Last Wednesday and Thursday, I went boating with the Fullers- Roger, Teresa, and their son Joe- aboard Ibex (Josher motor, built 1926, and now with a Lister HR2) and Ilford (Built 1912, composite Braithwaite and Kirk butty for FMC). Both are currently loaded, though not too deeply- the motor drawing just about three feet at the back (half as deep again as Lucky Duck) and the butty down to about 20" along the length.
We had seen them at Droitwich the previous weekend, and Teresa mentioned that the three of them would be taking the pair back to Stone- but that they could do with some crew...
So I arranged to hop on a train on Wednesday morning, and met them at Penkridge- Amy unfortunately attending a conference for her EngD in Norwich, so she missed the fun. I met up with them and, having been loaned a Cooke windlass, got straight to work locking hte motor and butty through.
The locks, being single, had to be done twice. In order to save bow-hauling (pulling the butty around by hand, which is time-consuming and hard work) and to work the boats efficently, the Fullers use a long line and running blocks. A rope, about 200' long, is attached with a loop onto the towing dolly of the motor. It is then led back through a pully on the mast of the butty (visible above, with the diamond pattern) and then back to a (removable) T-stud on the cabin top of the butty, where the butty steerer can pull in or pay out line to alter the length of the tow.
Genuine Josher bow
The method makes lock-working quicker than otherwise, and a system is in place to move the boats around. By using the old boating techniques, it's possible to move boats around with the minimum of effort and the maximum efficiency- very important if you're doing it as a job day in, day out.
When going uphill, the motor (which is too deep to stop at lock landings) is put into the throat of the bottom gates, having unhooked the tow line, and the butty steerer takes the butty to the side and straps it slowly to a stop on the bollards on the lock landing stage- or something else handy, if the bollards aren't there! The motor either waits for the lock to be emptied, or- ideally- goes straight into the set lock- so I did a fair bit of jogging ahead to get things ready! The motor is put in gear and kept pushed against the top-gate, and as it's going up, the butty steerer brings up the tow-rope and threads it around the bridge handrails, paddle posts, and bollards that have grown up in recent years, often in just the wrong place!
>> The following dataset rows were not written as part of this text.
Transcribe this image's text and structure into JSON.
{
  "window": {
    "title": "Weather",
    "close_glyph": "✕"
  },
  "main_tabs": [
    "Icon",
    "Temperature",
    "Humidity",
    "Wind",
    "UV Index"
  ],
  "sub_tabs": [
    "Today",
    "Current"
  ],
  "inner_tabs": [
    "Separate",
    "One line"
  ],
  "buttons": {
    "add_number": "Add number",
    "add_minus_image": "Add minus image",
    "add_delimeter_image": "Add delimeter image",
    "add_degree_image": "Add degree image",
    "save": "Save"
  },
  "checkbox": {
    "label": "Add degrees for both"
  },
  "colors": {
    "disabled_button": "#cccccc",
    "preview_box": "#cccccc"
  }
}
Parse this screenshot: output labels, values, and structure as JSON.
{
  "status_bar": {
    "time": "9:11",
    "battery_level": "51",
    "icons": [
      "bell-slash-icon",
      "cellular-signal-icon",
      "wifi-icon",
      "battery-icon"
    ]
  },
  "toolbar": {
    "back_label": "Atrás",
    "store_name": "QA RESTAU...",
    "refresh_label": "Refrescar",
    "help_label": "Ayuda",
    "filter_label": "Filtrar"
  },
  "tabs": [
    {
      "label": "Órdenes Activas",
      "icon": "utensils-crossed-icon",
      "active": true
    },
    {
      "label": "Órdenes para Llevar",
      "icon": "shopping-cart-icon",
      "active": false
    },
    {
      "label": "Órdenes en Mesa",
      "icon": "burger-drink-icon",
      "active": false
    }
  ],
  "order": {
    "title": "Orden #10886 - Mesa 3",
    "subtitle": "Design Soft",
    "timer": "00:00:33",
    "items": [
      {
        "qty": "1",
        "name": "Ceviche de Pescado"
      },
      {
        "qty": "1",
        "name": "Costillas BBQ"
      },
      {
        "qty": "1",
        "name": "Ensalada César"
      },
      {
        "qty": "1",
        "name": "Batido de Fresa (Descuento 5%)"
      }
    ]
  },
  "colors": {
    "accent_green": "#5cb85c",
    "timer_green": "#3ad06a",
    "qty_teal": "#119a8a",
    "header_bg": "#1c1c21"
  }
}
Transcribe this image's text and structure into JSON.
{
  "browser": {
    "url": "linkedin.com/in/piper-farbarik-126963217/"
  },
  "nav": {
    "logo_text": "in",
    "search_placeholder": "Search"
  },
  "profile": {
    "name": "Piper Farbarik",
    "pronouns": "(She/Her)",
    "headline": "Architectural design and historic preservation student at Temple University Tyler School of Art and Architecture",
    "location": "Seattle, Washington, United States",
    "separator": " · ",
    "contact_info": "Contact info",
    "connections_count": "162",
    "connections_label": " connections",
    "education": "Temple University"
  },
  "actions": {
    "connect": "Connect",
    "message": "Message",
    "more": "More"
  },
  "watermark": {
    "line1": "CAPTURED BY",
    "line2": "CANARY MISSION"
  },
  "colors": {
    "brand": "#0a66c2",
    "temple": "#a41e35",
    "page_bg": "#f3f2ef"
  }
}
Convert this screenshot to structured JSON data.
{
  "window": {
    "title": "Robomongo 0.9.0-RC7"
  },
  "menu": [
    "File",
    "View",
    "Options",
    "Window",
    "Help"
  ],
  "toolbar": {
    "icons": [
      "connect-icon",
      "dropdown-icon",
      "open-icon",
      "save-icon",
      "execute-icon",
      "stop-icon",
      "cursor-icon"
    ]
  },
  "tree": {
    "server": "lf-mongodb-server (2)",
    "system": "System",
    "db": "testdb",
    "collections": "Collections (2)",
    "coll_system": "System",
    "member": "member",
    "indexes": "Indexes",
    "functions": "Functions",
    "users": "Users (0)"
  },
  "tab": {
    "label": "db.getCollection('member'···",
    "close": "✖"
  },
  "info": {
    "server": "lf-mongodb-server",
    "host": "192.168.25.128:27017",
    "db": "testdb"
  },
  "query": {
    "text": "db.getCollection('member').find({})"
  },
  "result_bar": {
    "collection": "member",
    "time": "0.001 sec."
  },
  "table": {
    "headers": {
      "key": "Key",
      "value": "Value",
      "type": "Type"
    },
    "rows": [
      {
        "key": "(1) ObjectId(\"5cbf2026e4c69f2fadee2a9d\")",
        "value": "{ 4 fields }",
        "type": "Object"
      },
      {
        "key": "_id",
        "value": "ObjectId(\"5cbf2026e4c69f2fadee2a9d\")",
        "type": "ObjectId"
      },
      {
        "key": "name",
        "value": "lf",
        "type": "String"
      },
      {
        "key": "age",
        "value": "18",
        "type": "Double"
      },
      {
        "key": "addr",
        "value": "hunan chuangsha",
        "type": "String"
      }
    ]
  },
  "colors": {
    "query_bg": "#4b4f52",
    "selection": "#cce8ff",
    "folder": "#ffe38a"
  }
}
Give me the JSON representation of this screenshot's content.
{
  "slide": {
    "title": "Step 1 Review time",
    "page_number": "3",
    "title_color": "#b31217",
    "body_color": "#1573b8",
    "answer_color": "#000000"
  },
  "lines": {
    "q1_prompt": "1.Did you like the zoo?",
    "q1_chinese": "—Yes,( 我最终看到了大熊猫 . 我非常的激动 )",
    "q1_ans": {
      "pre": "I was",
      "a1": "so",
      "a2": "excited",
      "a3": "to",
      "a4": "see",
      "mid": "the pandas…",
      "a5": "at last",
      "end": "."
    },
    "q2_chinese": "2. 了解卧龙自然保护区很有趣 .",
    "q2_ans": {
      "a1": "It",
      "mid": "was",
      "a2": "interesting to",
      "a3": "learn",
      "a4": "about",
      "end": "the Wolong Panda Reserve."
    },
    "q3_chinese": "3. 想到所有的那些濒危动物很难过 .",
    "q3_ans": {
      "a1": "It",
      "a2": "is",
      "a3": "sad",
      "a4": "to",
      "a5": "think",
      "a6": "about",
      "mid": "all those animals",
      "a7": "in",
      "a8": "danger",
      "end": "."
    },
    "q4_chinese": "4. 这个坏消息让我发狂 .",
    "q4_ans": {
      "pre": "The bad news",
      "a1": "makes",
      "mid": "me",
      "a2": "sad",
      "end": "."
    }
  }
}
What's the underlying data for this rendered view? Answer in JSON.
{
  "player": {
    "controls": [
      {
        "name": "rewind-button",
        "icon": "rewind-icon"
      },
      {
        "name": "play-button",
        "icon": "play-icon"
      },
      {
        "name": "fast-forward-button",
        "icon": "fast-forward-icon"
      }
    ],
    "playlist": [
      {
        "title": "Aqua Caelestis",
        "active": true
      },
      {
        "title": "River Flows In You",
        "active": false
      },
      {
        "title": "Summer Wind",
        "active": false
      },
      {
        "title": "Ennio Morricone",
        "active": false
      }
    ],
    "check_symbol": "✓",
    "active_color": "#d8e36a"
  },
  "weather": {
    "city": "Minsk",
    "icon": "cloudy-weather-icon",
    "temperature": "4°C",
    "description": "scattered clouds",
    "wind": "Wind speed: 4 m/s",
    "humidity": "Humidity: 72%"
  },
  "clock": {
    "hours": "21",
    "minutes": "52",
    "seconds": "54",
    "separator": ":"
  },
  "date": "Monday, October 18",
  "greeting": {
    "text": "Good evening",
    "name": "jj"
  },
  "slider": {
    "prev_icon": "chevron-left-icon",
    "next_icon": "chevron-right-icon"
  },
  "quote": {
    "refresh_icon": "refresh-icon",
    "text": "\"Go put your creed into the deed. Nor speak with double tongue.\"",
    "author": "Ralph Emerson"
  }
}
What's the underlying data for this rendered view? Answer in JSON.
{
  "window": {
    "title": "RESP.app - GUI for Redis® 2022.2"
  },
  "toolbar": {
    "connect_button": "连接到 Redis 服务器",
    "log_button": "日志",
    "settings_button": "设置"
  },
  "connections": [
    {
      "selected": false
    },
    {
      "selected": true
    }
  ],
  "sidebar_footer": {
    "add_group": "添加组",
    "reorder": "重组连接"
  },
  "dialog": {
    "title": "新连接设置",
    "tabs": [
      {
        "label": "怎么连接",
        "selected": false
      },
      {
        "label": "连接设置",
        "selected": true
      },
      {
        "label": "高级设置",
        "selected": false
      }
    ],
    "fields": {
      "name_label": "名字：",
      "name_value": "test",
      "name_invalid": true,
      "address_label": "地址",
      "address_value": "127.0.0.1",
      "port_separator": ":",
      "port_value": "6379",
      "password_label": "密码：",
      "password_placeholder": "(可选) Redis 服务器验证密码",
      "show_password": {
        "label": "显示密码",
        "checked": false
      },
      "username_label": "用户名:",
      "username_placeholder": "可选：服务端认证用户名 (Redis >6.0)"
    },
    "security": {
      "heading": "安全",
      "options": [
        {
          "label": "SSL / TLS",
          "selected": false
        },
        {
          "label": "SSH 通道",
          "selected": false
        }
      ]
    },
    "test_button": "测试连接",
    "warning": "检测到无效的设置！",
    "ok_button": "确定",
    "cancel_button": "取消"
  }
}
The tow-rope is put into the mitre- the gap between the bottom gates- and the motor is taken out of the lock, with the tow-rope, and pulls the butty into the lock and against the cill and top-gates whilst the paddles are opened.
Complicated to describe, but, in essence, it's all about using the momentum of the boats to carry out tasks- such as strapping top-gates closed when going down-hill, by taking a thick line off the boat and using the boat's momentum to pull the gate closed and slow and stop the boat- and also by using the engine of the motor, via the towline, wherever possible to move the butty- doing as little pulling and hauling as possible.
I stayed in the forecabin of Ilford- which was very snug and cosy, with the warmth from a stove- and the next day had a go at steering both the butty and the motor on the more lock-free pounds.
The butty was quite interesting to handle. Because there's no reverse, and a fair bit of momentum, you have to anticipate what the steerer of the motor- and other boats!- are going to do well in advance. It also steers around the middle of the boat, whereas a normal narrowboat steers around a point that's much closer to the stern. This means that the back swings out much more than a normal narrowboat on corners- something to watch out for- and that on tight corners, the pull on the mast from the motor can (hopefully) pull the bows around at just the right moment. It also needs the ellum (rudder) put on much earlier to get it to turn in time.
Steering the motor was completely different. As a deeply loaded boat in a shallow-ish narrow canal, you're accutely aware of where the deepest water- the channel- is. In the heyday of narrowboat carrying, the channel was in a clearly defined position, around the outside of bends, and kept scoured out by loaded working boats. Nowadays, shallower drafted shorter boats are less constrained, and as a result the deepest water isn't always where you need to put the back end of the motor boat as most people cut corners or perhaps moor on the outside of the corners. The boat is very affected by the shallowness of the water. If you're not in the channel, the stern will get sucked towards shallower water, and you have to really fight with the tiller to get it back towards the middle; similarly, it's often easy to over-correct, and suck the stern around in the other direction, leading to zig-zagging down the canal. But, when you're in the channel, the boat will almost steer itself around corners if it's positioned correctly- a very spooky feeling! It also means that, when passing other boats, you have to stay near the middle of the canal in the channel- if I go over too far to the right, the stern will get sucked into the shallower water and swing the bows around the the left- and end up hitting the other boat with 25 tons of loaded Josher motor.... You've also got to be very careful not to snatch the tow-rope, so you're juggling the speed of the engine after bridgeholes so as not to jerk the butty around.
Overall, it was great fun- albeit quite hard work- and really good to learn some new boating skills.